As part of my creative media course, I have to write about a magazine article I found interesting. I chose the “You 2.0” article in the June ’09 issue of WIRED UK.
The article concerns emerging technologies that can enhance the human body’s capabilities and the ethical and philosophical questions they raise.
For instance, there is a type of gene therapy that allows people to alter their genetic makeup temporarily. This has, supposedly, been adopted by a number of professional athletes. I say supposedly because these therapies are much harder to detect than performance enhancing drugs. The most likely therapy in use is an injection which increases the body’s production of EPO, the hormone which controls the production of red blood cells. An increase of red blood cells means more oxygen flowing to the muscles and increased performance. The therapy is highly dangerous, however. In one study of the therapy on a group of eight baboons, the effects of the therapy were so detrimental, all eight had to be put down.

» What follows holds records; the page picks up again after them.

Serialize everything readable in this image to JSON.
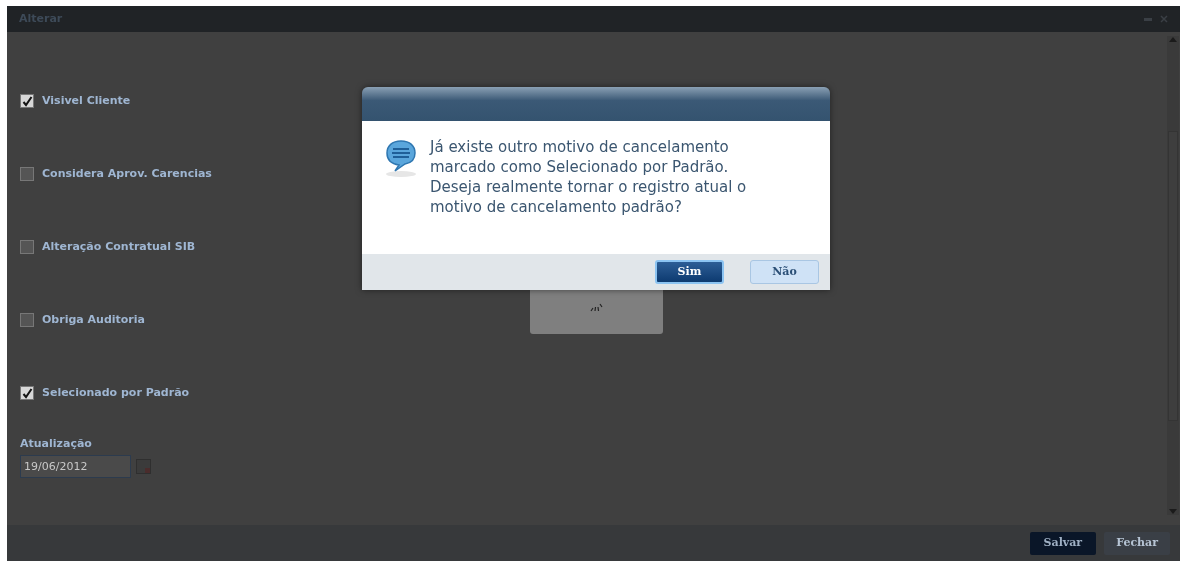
{
  "window": {
    "title": "Alterar"
  },
  "checkboxes": [
    {
      "label": "Visivel Cliente",
      "checked": true
    },
    {
      "label": "Considera Aprov. Carencias",
      "checked": false
    },
    {
      "label": "Alteração Contratual SIB",
      "checked": false
    },
    {
      "label": "Obriga Auditoria",
      "checked": false
    },
    {
      "label": "Selecionado por Padrão",
      "checked": true
    }
  ],
  "date_field": {
    "label": "Atualização",
    "value": "19/06/2012"
  },
  "footer_buttons": [
    {
      "label": "Salvar",
      "kind": "primary"
    },
    {
      "label": "Fechar",
      "kind": "secondary"
    }
  ],
  "dialog": {
    "message": "Já existe outro motivo de cancelamento marcado como Selecionado por Padrão. Deseja realmente tornar o registro atual o motivo de cancelamento padrão?",
    "buttons": [
      {
        "label": "Sim",
        "kind": "primary"
      },
      {
        "label": "Não",
        "kind": "secondary"
      }
    ]
  }
}
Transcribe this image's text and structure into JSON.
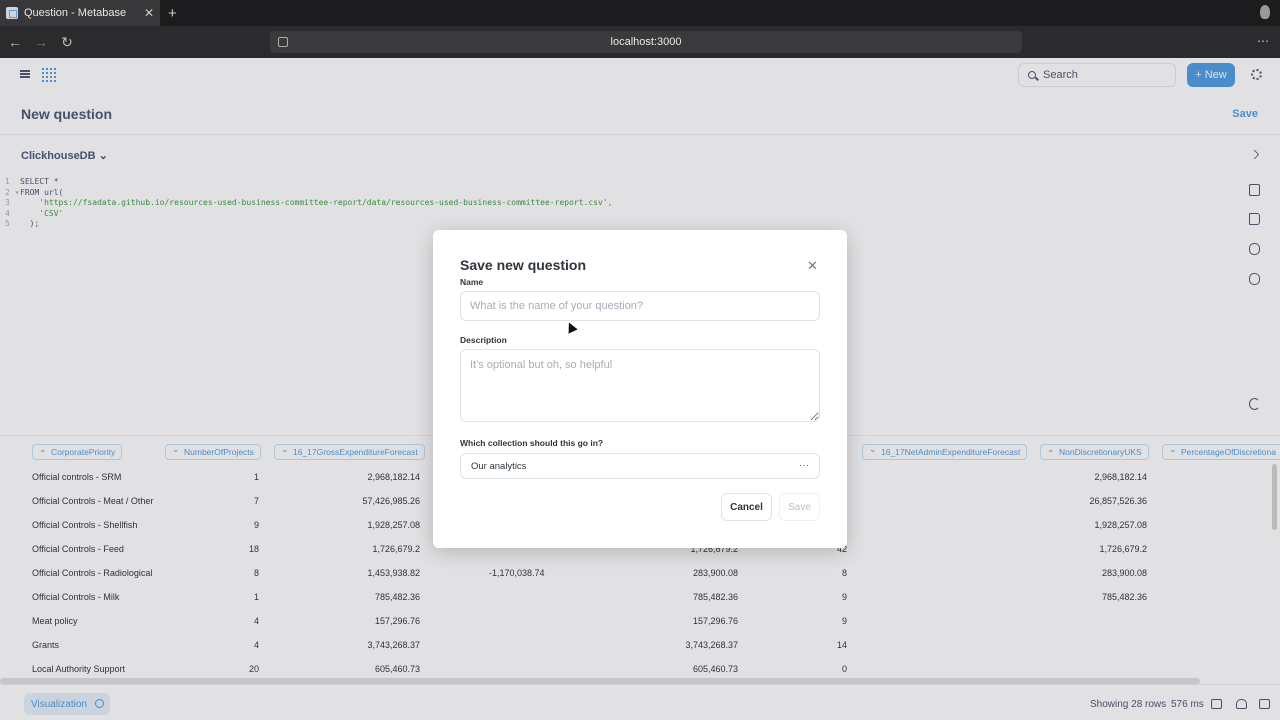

The most interesting part of the article is the question of whether these performance enhancing methods kill the notion of fair play in sport or, if this is the future of sport. These therapies can improve performance, but, so can a change in diet or an extra hour in training. On the other hand, atheletes don’t take these therapies to level the playing field, they do it to get an advantage. If everyone is undergoing these therapies, new, possibly even more dangerous therapies will be developed and a dangerous cycle could keep going.
In the end, I think that these various methods of performance enhancement will keep showing up in sports. Some atheletes will do anything to gain an advantage. It is inevitable.